In a small proportion of cases (testing has indicated that this is around 3%), respondents provided an incorrect number of responses (for Ancestry, respondents were asked to mark up to two responses). In these cases responses are accepted in the order they appear on the form and the extra responses are rejected.

The ABS aims to produce high quality data from the Census. To achieve this, extensive effort is put into Census form design, collection procedures, and processing procedures.

There are four principal sources of error in Census data: respondent error, processing error, partial response and undercount. Quality management of the Census program aims to reduce error as much as possible, and to provide a measure of the remaining error to data users, to allow them to use the data in an informed way.

When completing their Census form, some people do not answer all the questions which apply to them. In these instances, a 'not stated' code is allocated during processing, with the exception of non-response to age, sex, marital status and place of usual residence. These variables are needed for population estimates, so they are imputed using other information on the Census form, as well as information from the previous Census.

The processing of information from Census forms is now mostly automated, using scanning, Intelligent Character Recognition and other automatic processes. Quality assurance procedures are used during Census processing to ensure processing errors are kept at an acceptable level. Sample checking is undertaken during coding operations, and corrections are made where necessary.

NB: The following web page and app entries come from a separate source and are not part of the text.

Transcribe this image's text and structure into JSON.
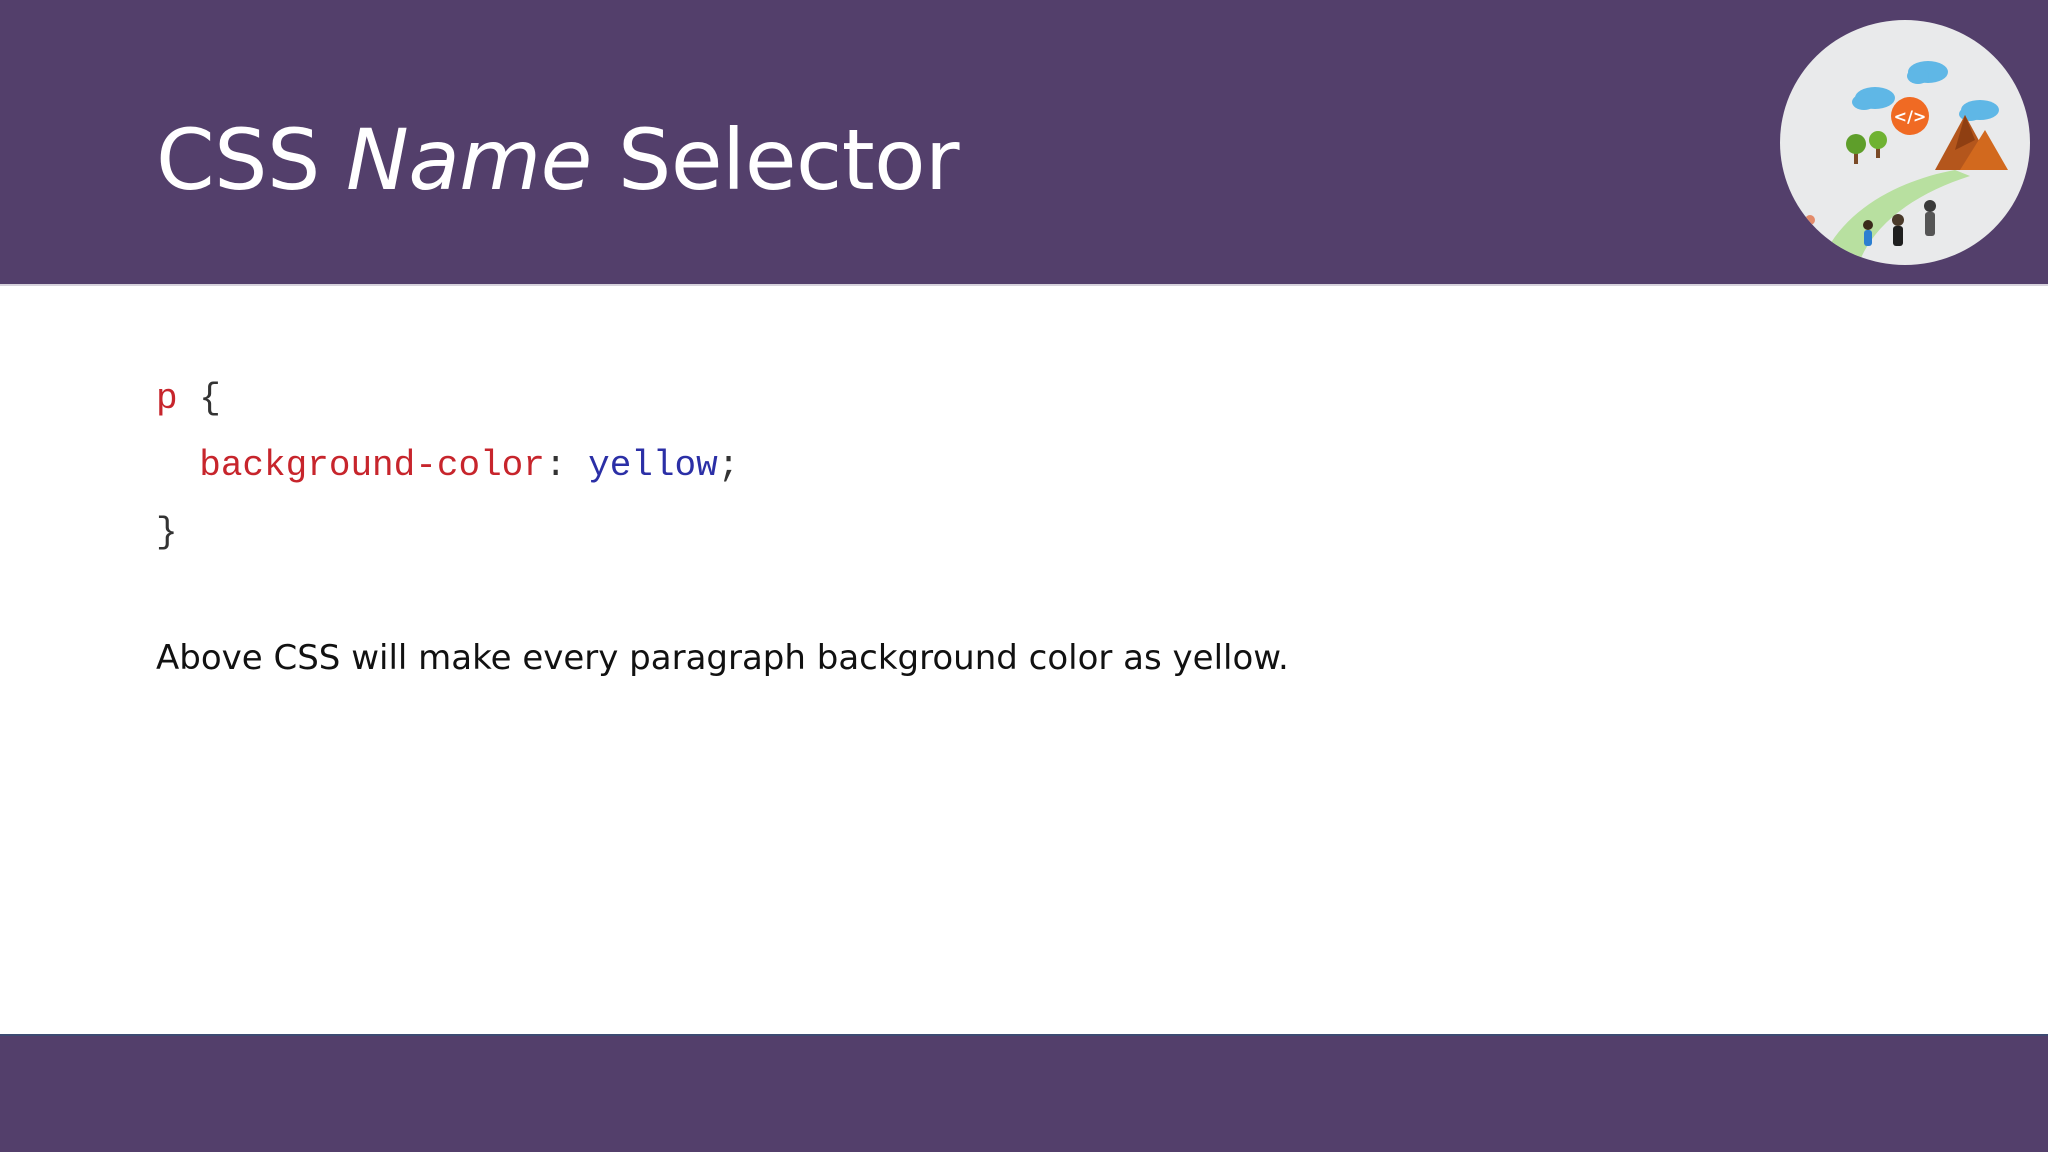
{
  "slide": {
    "title_prefix": "CSS ",
    "title_emphasis": "Name",
    "title_suffix": " Selector",
    "code": {
      "selector": "p",
      "open_brace": "{",
      "property": "background-color",
      "colon": ":",
      "value": "yellow",
      "semicolon": ";",
      "close_brace": "}"
    },
    "description": "Above CSS will make every paragraph background color as yellow."
  },
  "colors": {
    "header_bg": "#533f6b",
    "footer_bg": "#533f6b",
    "code_selector": "#c7252c",
    "code_property": "#c7252c",
    "code_value": "#2b2fa6"
  },
  "icons": {
    "logo": "coding-journey-logo-icon"
  }
}
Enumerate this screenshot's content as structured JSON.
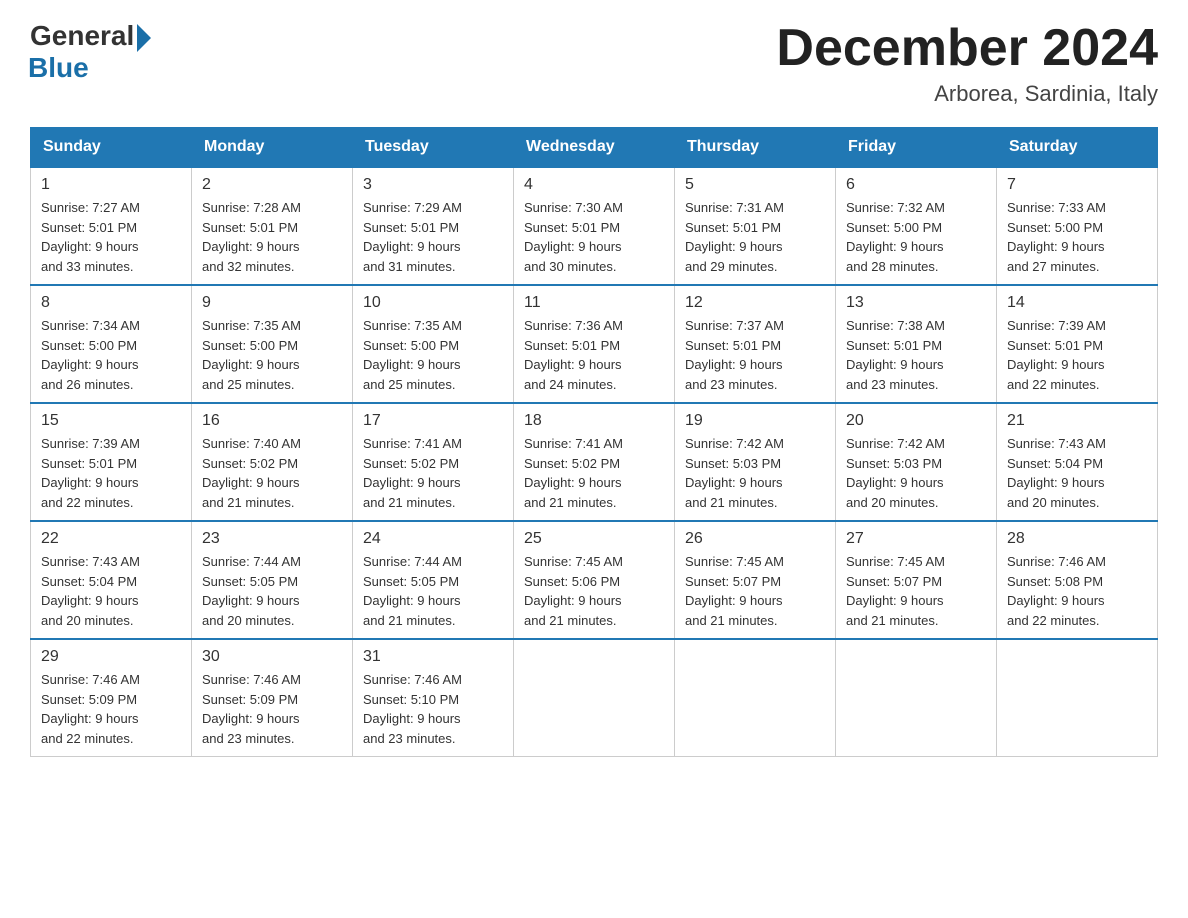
{
  "logo": {
    "general": "General",
    "blue": "Blue"
  },
  "header": {
    "month_year": "December 2024",
    "location": "Arborea, Sardinia, Italy"
  },
  "days_of_week": [
    "Sunday",
    "Monday",
    "Tuesday",
    "Wednesday",
    "Thursday",
    "Friday",
    "Saturday"
  ],
  "weeks": [
    [
      {
        "day": "1",
        "sunrise": "7:27 AM",
        "sunset": "5:01 PM",
        "daylight": "9 hours and 33 minutes."
      },
      {
        "day": "2",
        "sunrise": "7:28 AM",
        "sunset": "5:01 PM",
        "daylight": "9 hours and 32 minutes."
      },
      {
        "day": "3",
        "sunrise": "7:29 AM",
        "sunset": "5:01 PM",
        "daylight": "9 hours and 31 minutes."
      },
      {
        "day": "4",
        "sunrise": "7:30 AM",
        "sunset": "5:01 PM",
        "daylight": "9 hours and 30 minutes."
      },
      {
        "day": "5",
        "sunrise": "7:31 AM",
        "sunset": "5:01 PM",
        "daylight": "9 hours and 29 minutes."
      },
      {
        "day": "6",
        "sunrise": "7:32 AM",
        "sunset": "5:00 PM",
        "daylight": "9 hours and 28 minutes."
      },
      {
        "day": "7",
        "sunrise": "7:33 AM",
        "sunset": "5:00 PM",
        "daylight": "9 hours and 27 minutes."
      }
    ],
    [
      {
        "day": "8",
        "sunrise": "7:34 AM",
        "sunset": "5:00 PM",
        "daylight": "9 hours and 26 minutes."
      },
      {
        "day": "9",
        "sunrise": "7:35 AM",
        "sunset": "5:00 PM",
        "daylight": "9 hours and 25 minutes."
      },
      {
        "day": "10",
        "sunrise": "7:35 AM",
        "sunset": "5:00 PM",
        "daylight": "9 hours and 25 minutes."
      },
      {
        "day": "11",
        "sunrise": "7:36 AM",
        "sunset": "5:01 PM",
        "daylight": "9 hours and 24 minutes."
      },
      {
        "day": "12",
        "sunrise": "7:37 AM",
        "sunset": "5:01 PM",
        "daylight": "9 hours and 23 minutes."
      },
      {
        "day": "13",
        "sunrise": "7:38 AM",
        "sunset": "5:01 PM",
        "daylight": "9 hours and 23 minutes."
      },
      {
        "day": "14",
        "sunrise": "7:39 AM",
        "sunset": "5:01 PM",
        "daylight": "9 hours and 22 minutes."
      }
    ],
    [
      {
        "day": "15",
        "sunrise": "7:39 AM",
        "sunset": "5:01 PM",
        "daylight": "9 hours and 22 minutes."
      },
      {
        "day": "16",
        "sunrise": "7:40 AM",
        "sunset": "5:02 PM",
        "daylight": "9 hours and 21 minutes."
      },
      {
        "day": "17",
        "sunrise": "7:41 AM",
        "sunset": "5:02 PM",
        "daylight": "9 hours and 21 minutes."
      },
      {
        "day": "18",
        "sunrise": "7:41 AM",
        "sunset": "5:02 PM",
        "daylight": "9 hours and 21 minutes."
      },
      {
        "day": "19",
        "sunrise": "7:42 AM",
        "sunset": "5:03 PM",
        "daylight": "9 hours and 21 minutes."
      },
      {
        "day": "20",
        "sunrise": "7:42 AM",
        "sunset": "5:03 PM",
        "daylight": "9 hours and 20 minutes."
      },
      {
        "day": "21",
        "sunrise": "7:43 AM",
        "sunset": "5:04 PM",
        "daylight": "9 hours and 20 minutes."
      }
    ],
    [
      {
        "day": "22",
        "sunrise": "7:43 AM",
        "sunset": "5:04 PM",
        "daylight": "9 hours and 20 minutes."
      },
      {
        "day": "23",
        "sunrise": "7:44 AM",
        "sunset": "5:05 PM",
        "daylight": "9 hours and 20 minutes."
      },
      {
        "day": "24",
        "sunrise": "7:44 AM",
        "sunset": "5:05 PM",
        "daylight": "9 hours and 21 minutes."
      },
      {
        "day": "25",
        "sunrise": "7:45 AM",
        "sunset": "5:06 PM",
        "daylight": "9 hours and 21 minutes."
      },
      {
        "day": "26",
        "sunrise": "7:45 AM",
        "sunset": "5:07 PM",
        "daylight": "9 hours and 21 minutes."
      },
      {
        "day": "27",
        "sunrise": "7:45 AM",
        "sunset": "5:07 PM",
        "daylight": "9 hours and 21 minutes."
      },
      {
        "day": "28",
        "sunrise": "7:46 AM",
        "sunset": "5:08 PM",
        "daylight": "9 hours and 22 minutes."
      }
    ],
    [
      {
        "day": "29",
        "sunrise": "7:46 AM",
        "sunset": "5:09 PM",
        "daylight": "9 hours and 22 minutes."
      },
      {
        "day": "30",
        "sunrise": "7:46 AM",
        "sunset": "5:09 PM",
        "daylight": "9 hours and 23 minutes."
      },
      {
        "day": "31",
        "sunrise": "7:46 AM",
        "sunset": "5:10 PM",
        "daylight": "9 hours and 23 minutes."
      },
      null,
      null,
      null,
      null
    ]
  ],
  "labels": {
    "sunrise": "Sunrise:",
    "sunset": "Sunset:",
    "daylight": "Daylight:"
  }
}
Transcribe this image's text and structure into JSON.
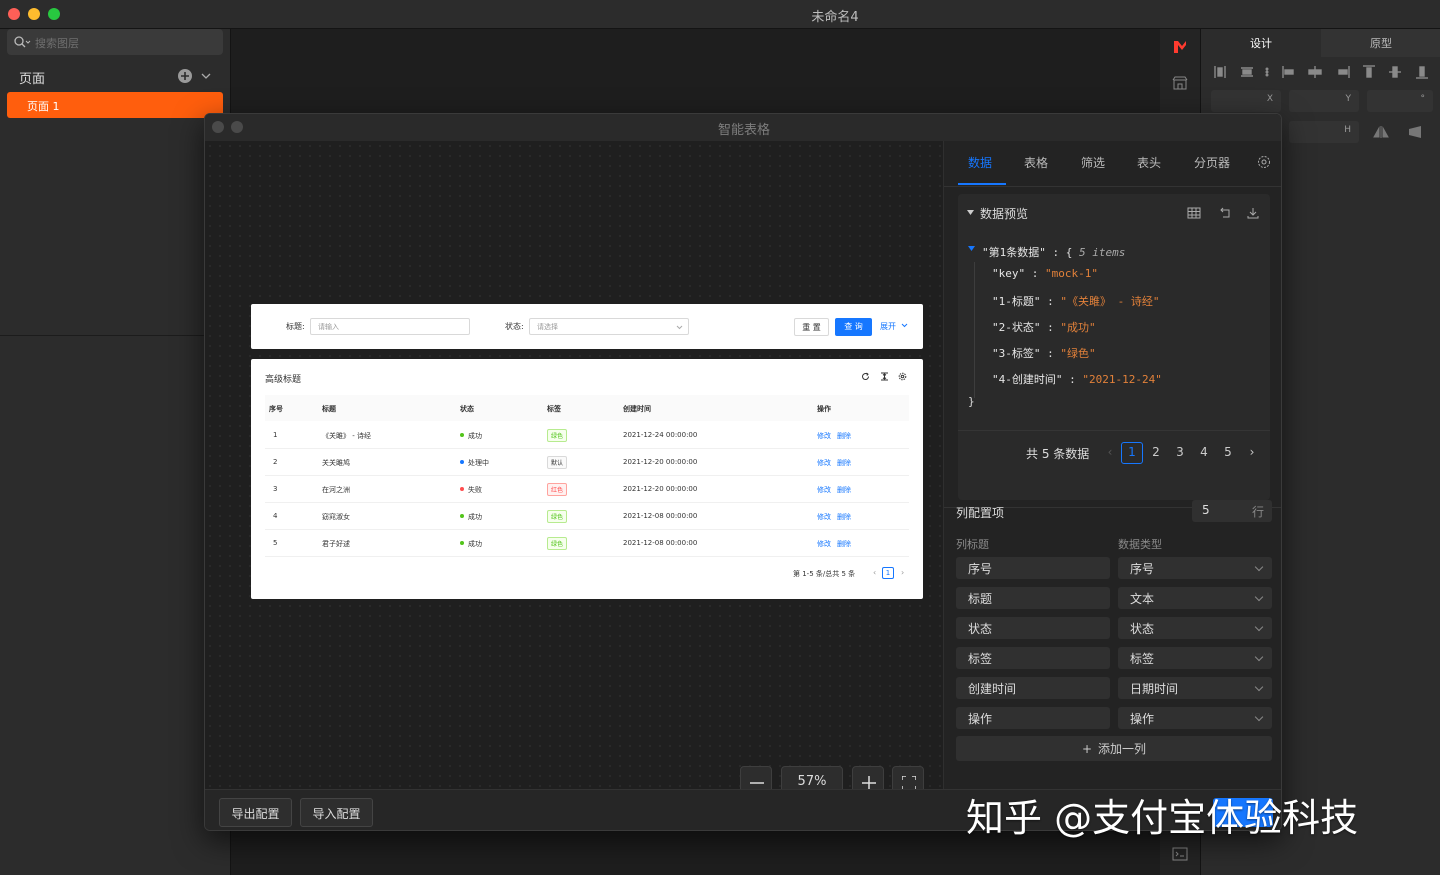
{
  "window": {
    "title": "未命名4"
  },
  "left_panel": {
    "search_placeholder": "搜索图层",
    "pages_label": "页面",
    "pages": [
      "页面 1"
    ]
  },
  "right_panel": {
    "tabs": [
      "设计",
      "原型"
    ],
    "fields": [
      "X",
      "Y",
      "°",
      "H"
    ]
  },
  "modal": {
    "title": "智能表格",
    "zoom": "57%",
    "footer": {
      "export": "导出配置",
      "import": "导入配置"
    }
  },
  "preview": {
    "filter": {
      "title_label": "标题:",
      "title_placeholder": "请输入",
      "status_label": "状态:",
      "status_placeholder": "请选择",
      "reset": "重 置",
      "query": "查 询",
      "expand": "展开"
    },
    "table": {
      "heading": "高级标题",
      "columns": [
        "序号",
        "标题",
        "状态",
        "标签",
        "创建时间",
        "操作"
      ],
      "rows": [
        {
          "no": "1",
          "title": "《关雎》 - 诗经",
          "status": "成功",
          "tag": "绿色",
          "time": "2021-12-24 00:00:00"
        },
        {
          "no": "2",
          "title": "关关雎鸠",
          "status": "处理中",
          "tag": "默认",
          "time": "2021-12-20 00:00:00"
        },
        {
          "no": "3",
          "title": "在河之洲",
          "status": "失败",
          "tag": "红色",
          "time": "2021-12-20 00:00:00"
        },
        {
          "no": "4",
          "title": "窈窕淑女",
          "status": "成功",
          "tag": "绿色",
          "time": "2021-12-08 00:00:00"
        },
        {
          "no": "5",
          "title": "君子好逑",
          "status": "成功",
          "tag": "绿色",
          "time": "2021-12-08 00:00:00"
        }
      ],
      "edit": "修改",
      "delete": "删除",
      "pagination_text": "第 1-5 条/总共 5 条",
      "page": "1"
    }
  },
  "data_panel": {
    "tabs": [
      "数据",
      "表格",
      "筛选",
      "表头",
      "分页器"
    ],
    "preview_title": "数据预览",
    "json": {
      "root_key": "\"第1条数据\"",
      "root_suffix": ": {",
      "items_note": "5 items",
      "lines": [
        {
          "k": "\"key\"",
          "v": "\"mock-1\""
        },
        {
          "k": "\"1-标题\"",
          "v": "\"《关雎》 - 诗经\""
        },
        {
          "k": "\"2-状态\"",
          "v": "\"成功\""
        },
        {
          "k": "\"3-标签\"",
          "v": "\"绿色\""
        },
        {
          "k": "\"4-创建时间\"",
          "v": "\"2021-12-24\""
        }
      ],
      "close": "}"
    },
    "total_text": "共 5 条数据",
    "pages": [
      "1",
      "2",
      "3",
      "4",
      "5"
    ],
    "column_config": {
      "label": "列配置项",
      "row_count": "5",
      "row_unit": "行",
      "col_title_label": "列标题",
      "data_type_label": "数据类型",
      "columns": [
        {
          "title": "序号",
          "type": "序号"
        },
        {
          "title": "标题",
          "type": "文本"
        },
        {
          "title": "状态",
          "type": "状态"
        },
        {
          "title": "标签",
          "type": "标签"
        },
        {
          "title": "创建时间",
          "type": "日期时间"
        },
        {
          "title": "操作",
          "type": "操作"
        }
      ],
      "add_column": "添加一列"
    }
  },
  "watermark": "知乎 @支付宝体验科技",
  "colors": {
    "accent": "#ff5e0d",
    "primary": "#1677ff",
    "json_value": "#e2813a"
  }
}
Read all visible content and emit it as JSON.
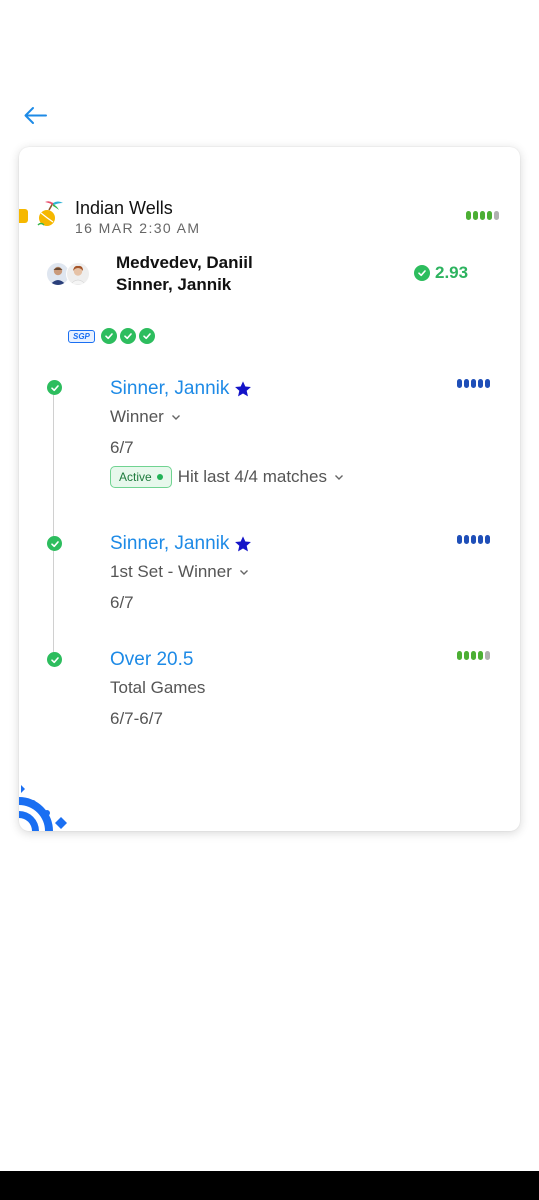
{
  "nav": {
    "back_icon": "arrow-left-icon"
  },
  "event": {
    "name": "Indian Wells",
    "datetime": "16 MAR 2:30 AM",
    "icon": "tennis-palm-icon",
    "confidence_colors": [
      "#4caf34",
      "#4caf34",
      "#4caf34",
      "#4caf34",
      "#b0b0b0"
    ]
  },
  "match": {
    "player1": "Medvedev, Daniil",
    "player2": "Sinner, Jannik",
    "odds": "2.93",
    "status_icon": "check-circle-icon"
  },
  "sgp": {
    "label": "SGP",
    "leg_checks": 3
  },
  "legs": [
    {
      "title": "Sinner, Jannik",
      "market": "Winner",
      "result": "6/7",
      "favorite_icon": "star-icon",
      "active_label": "Active",
      "hit_text": "Hit last 4/4 matches",
      "confidence_colors": [
        "#1f4fb8",
        "#1f4fb8",
        "#1f4fb8",
        "#1f4fb8",
        "#1f4fb8"
      ]
    },
    {
      "title": "Sinner, Jannik",
      "market": "1st Set - Winner",
      "result": "6/7",
      "favorite_icon": "star-icon",
      "confidence_colors": [
        "#1f4fb8",
        "#1f4fb8",
        "#1f4fb8",
        "#1f4fb8",
        "#1f4fb8"
      ]
    },
    {
      "title": "Over 20.5",
      "market": "Total Games",
      "result": "6/7-6/7",
      "confidence_colors": [
        "#4caf34",
        "#4caf34",
        "#4caf34",
        "#4caf34",
        "#b0b0b0"
      ]
    }
  ],
  "colors": {
    "accent_blue": "#1d8ae6",
    "win_green": "#2dbd5e",
    "star_blue": "#1414c8",
    "tab_yellow": "#f6b800"
  }
}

The Census form may be completed by one household member on behalf of others. Incorrect answers can be introduced to the Census form if the respondent does not understand the question or does not know the correct information about other household members. Many of these errors remain in the final data.

More detailed information on data quality is available in the 2006 Census Dictionary (cat. no. 2901.0), in the section titled
Managing Census Quality.

Previous PageNext Page